■ **EXERCISE PROMPT**
Work out how many lines of the data contain "title" and reply with that number alone.

··· INPUT MATERIAL ···

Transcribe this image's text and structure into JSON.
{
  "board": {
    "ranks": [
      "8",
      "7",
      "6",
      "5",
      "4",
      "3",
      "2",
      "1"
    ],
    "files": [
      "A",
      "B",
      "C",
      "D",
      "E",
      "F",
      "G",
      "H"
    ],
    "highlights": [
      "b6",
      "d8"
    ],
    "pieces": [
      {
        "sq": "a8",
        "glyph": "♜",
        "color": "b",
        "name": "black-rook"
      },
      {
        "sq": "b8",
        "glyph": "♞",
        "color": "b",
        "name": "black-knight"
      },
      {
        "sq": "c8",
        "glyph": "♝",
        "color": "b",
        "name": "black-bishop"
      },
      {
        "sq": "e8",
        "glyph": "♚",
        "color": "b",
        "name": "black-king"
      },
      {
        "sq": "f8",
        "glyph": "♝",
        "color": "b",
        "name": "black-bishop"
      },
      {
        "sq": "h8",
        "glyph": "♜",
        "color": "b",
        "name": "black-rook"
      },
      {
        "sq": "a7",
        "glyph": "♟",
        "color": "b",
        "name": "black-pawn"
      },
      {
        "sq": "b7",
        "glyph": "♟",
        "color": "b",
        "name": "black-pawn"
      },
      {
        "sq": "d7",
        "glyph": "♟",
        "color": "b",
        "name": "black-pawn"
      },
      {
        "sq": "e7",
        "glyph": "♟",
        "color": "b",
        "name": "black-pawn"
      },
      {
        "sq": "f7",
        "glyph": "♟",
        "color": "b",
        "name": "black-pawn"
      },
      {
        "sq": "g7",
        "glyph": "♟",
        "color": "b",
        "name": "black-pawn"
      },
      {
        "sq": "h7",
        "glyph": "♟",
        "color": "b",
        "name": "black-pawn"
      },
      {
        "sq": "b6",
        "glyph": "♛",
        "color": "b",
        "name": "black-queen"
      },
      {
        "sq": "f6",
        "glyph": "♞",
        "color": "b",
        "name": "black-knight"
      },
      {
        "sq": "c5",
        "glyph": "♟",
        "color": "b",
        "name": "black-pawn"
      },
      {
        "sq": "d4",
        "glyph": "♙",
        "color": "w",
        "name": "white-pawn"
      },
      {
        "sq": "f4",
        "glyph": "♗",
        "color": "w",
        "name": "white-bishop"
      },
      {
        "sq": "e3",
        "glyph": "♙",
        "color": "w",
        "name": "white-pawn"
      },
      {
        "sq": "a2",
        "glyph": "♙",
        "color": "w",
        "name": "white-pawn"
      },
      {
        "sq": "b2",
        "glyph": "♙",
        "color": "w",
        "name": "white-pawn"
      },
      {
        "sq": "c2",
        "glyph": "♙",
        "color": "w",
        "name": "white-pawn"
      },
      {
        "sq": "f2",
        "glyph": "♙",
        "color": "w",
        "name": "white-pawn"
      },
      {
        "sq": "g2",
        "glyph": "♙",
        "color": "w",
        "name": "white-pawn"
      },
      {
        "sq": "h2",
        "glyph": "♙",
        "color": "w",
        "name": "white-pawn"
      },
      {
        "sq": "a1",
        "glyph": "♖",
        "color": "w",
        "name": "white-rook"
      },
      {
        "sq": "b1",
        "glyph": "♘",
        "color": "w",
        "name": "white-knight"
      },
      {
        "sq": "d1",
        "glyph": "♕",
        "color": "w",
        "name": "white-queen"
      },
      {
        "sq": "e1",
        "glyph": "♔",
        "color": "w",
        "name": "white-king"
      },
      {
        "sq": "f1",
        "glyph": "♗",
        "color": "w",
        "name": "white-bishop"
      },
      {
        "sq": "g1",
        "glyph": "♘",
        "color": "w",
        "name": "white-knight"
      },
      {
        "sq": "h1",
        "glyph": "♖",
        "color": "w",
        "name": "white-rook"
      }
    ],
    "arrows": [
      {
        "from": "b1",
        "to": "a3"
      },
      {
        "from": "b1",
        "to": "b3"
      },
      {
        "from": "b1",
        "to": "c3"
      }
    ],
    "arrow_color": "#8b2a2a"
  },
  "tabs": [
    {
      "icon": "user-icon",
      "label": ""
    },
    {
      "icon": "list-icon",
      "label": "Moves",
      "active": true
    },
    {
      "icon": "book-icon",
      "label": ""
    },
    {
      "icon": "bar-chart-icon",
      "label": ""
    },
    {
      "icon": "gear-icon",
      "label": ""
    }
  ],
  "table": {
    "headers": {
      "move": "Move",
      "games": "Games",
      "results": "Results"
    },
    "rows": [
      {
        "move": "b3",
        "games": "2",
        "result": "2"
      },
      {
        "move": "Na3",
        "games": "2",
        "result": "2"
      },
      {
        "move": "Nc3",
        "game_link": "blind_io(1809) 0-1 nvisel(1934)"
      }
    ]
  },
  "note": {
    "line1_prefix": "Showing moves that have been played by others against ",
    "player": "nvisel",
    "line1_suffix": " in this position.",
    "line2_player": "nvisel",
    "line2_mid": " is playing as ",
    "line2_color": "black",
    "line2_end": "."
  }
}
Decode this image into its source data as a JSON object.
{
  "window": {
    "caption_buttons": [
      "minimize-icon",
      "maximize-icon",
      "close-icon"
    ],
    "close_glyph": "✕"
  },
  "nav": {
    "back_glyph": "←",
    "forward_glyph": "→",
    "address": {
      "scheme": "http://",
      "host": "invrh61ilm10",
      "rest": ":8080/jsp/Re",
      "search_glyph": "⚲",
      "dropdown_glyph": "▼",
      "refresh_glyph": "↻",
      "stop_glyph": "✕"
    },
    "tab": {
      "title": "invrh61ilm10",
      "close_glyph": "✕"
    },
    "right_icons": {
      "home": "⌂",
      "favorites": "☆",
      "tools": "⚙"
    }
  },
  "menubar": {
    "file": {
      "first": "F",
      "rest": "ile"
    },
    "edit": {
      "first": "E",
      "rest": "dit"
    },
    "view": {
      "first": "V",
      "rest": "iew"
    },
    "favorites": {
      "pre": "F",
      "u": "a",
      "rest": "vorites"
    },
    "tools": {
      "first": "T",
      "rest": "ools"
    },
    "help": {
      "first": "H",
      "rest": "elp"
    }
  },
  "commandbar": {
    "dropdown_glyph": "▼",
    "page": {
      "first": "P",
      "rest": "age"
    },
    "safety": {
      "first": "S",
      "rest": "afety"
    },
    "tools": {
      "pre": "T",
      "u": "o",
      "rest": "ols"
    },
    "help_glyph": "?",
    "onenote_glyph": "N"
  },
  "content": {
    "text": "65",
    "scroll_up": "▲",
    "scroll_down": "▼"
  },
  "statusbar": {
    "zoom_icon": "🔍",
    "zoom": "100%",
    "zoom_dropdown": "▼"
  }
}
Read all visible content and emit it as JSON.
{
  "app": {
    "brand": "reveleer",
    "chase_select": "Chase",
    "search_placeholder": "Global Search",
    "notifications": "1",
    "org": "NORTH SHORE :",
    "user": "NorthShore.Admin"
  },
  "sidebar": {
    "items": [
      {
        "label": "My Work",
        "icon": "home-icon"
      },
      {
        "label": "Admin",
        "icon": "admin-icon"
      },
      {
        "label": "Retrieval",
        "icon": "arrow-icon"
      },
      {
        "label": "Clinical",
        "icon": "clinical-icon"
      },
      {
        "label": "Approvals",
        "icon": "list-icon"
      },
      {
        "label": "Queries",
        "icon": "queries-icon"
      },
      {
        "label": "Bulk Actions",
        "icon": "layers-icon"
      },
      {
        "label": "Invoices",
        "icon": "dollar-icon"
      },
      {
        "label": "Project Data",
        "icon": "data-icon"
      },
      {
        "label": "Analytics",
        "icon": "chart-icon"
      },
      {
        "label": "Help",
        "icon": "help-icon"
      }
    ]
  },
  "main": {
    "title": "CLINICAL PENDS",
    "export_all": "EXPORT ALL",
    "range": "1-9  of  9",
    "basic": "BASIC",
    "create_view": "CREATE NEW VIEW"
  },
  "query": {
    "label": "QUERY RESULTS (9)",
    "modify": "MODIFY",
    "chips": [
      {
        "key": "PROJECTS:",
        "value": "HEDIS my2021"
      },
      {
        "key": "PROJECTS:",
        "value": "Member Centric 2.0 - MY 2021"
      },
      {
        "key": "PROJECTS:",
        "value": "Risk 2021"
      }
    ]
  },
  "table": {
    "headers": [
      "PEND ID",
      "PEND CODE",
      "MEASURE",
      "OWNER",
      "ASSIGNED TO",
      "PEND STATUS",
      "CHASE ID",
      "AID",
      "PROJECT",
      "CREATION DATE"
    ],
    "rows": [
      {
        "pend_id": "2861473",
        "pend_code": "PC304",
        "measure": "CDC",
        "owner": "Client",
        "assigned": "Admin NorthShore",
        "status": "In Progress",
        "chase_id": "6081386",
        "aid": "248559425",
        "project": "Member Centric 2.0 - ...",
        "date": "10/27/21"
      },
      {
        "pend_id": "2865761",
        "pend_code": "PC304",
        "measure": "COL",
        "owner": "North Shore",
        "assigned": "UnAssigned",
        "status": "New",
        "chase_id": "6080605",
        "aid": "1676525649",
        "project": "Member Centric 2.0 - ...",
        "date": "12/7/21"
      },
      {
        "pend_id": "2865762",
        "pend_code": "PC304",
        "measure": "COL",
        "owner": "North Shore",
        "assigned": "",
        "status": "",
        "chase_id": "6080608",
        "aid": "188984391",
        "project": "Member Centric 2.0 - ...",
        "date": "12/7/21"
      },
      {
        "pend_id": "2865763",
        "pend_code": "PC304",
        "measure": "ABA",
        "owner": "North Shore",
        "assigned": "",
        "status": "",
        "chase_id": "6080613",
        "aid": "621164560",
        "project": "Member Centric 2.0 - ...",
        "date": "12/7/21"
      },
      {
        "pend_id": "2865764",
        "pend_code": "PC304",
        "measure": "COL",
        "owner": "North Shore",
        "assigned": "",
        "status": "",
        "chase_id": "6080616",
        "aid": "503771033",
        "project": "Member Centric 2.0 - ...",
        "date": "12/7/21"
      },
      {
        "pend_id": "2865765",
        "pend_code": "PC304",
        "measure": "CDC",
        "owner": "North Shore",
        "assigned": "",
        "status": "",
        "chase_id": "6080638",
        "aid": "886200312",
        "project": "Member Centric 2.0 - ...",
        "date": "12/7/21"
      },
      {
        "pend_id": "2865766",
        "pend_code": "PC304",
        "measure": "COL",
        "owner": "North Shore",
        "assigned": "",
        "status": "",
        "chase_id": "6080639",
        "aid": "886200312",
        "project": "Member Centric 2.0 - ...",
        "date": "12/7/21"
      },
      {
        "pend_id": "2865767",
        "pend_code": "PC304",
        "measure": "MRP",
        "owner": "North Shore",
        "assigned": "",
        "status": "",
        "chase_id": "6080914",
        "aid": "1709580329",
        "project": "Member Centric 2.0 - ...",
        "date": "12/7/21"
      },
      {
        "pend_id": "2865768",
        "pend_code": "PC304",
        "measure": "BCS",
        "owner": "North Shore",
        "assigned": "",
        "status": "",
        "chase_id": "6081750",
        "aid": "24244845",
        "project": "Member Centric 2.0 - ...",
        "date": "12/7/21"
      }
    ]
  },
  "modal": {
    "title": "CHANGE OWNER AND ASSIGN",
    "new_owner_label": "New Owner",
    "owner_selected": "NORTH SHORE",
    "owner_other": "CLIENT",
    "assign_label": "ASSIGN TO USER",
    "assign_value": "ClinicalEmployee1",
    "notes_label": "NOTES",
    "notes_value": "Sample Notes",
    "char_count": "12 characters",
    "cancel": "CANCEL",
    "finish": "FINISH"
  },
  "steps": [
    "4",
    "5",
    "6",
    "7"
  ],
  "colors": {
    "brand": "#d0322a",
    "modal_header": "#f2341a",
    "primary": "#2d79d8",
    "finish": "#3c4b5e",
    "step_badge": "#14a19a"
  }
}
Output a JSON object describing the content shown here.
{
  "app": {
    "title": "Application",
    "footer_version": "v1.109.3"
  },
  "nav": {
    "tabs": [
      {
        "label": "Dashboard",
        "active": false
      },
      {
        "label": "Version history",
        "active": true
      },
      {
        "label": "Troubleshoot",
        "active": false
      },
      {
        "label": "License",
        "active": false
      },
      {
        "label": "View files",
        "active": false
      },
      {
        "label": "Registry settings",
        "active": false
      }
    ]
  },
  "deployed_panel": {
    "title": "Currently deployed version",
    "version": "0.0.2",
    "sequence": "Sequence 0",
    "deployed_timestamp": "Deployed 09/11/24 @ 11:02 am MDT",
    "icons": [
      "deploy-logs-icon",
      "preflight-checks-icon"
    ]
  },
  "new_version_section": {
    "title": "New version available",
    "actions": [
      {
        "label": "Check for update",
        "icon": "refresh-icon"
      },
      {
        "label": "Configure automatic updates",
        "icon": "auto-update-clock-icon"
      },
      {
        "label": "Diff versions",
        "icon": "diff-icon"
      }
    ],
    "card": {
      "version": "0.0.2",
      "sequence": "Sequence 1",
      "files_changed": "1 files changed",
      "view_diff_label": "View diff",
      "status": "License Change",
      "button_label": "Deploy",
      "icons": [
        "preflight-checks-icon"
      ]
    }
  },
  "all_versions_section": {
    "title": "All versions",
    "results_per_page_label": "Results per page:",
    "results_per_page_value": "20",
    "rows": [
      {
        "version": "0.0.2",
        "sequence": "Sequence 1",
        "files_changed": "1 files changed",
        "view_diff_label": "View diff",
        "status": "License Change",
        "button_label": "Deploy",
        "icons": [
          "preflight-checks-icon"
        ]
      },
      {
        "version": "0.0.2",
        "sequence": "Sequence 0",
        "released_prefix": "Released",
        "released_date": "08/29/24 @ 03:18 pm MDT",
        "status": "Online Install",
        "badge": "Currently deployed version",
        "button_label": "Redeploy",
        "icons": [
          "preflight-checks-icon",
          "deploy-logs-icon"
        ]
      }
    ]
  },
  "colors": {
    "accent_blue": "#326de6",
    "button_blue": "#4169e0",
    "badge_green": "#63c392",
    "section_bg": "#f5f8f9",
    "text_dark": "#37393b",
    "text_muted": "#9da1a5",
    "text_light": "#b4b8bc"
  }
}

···

■ **RESPONSE BELOW**
7